Material provided =>
"""

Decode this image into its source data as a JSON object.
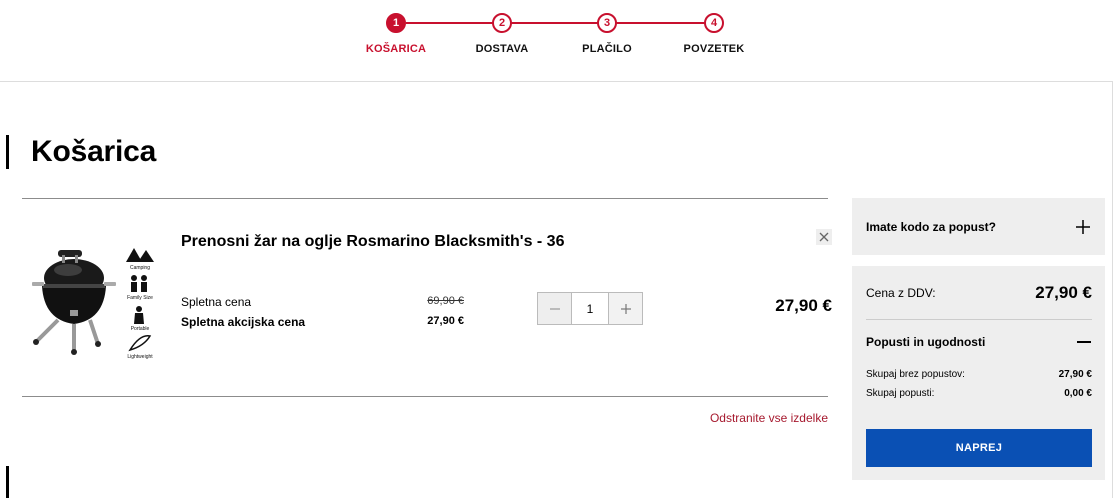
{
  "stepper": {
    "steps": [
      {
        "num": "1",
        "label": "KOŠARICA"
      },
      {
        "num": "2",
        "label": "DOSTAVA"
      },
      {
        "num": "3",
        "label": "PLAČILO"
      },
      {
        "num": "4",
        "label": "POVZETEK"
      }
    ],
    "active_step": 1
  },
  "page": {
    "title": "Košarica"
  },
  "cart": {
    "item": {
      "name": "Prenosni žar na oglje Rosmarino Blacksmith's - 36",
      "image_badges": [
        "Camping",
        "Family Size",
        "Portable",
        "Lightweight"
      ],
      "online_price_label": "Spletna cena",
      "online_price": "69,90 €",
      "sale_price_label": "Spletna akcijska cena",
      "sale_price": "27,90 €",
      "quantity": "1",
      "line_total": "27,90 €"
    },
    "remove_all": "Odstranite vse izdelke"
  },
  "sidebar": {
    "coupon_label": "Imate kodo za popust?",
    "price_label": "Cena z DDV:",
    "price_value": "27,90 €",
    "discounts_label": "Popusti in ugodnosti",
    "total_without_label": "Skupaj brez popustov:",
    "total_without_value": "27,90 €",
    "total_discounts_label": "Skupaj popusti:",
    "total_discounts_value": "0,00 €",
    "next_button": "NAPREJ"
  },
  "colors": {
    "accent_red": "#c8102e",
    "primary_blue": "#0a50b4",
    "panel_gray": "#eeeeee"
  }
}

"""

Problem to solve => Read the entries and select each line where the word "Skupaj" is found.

Answer area =>
    "total_without_label": "Skupaj brez popustov:",
    "total_discounts_label": "Skupaj popusti:",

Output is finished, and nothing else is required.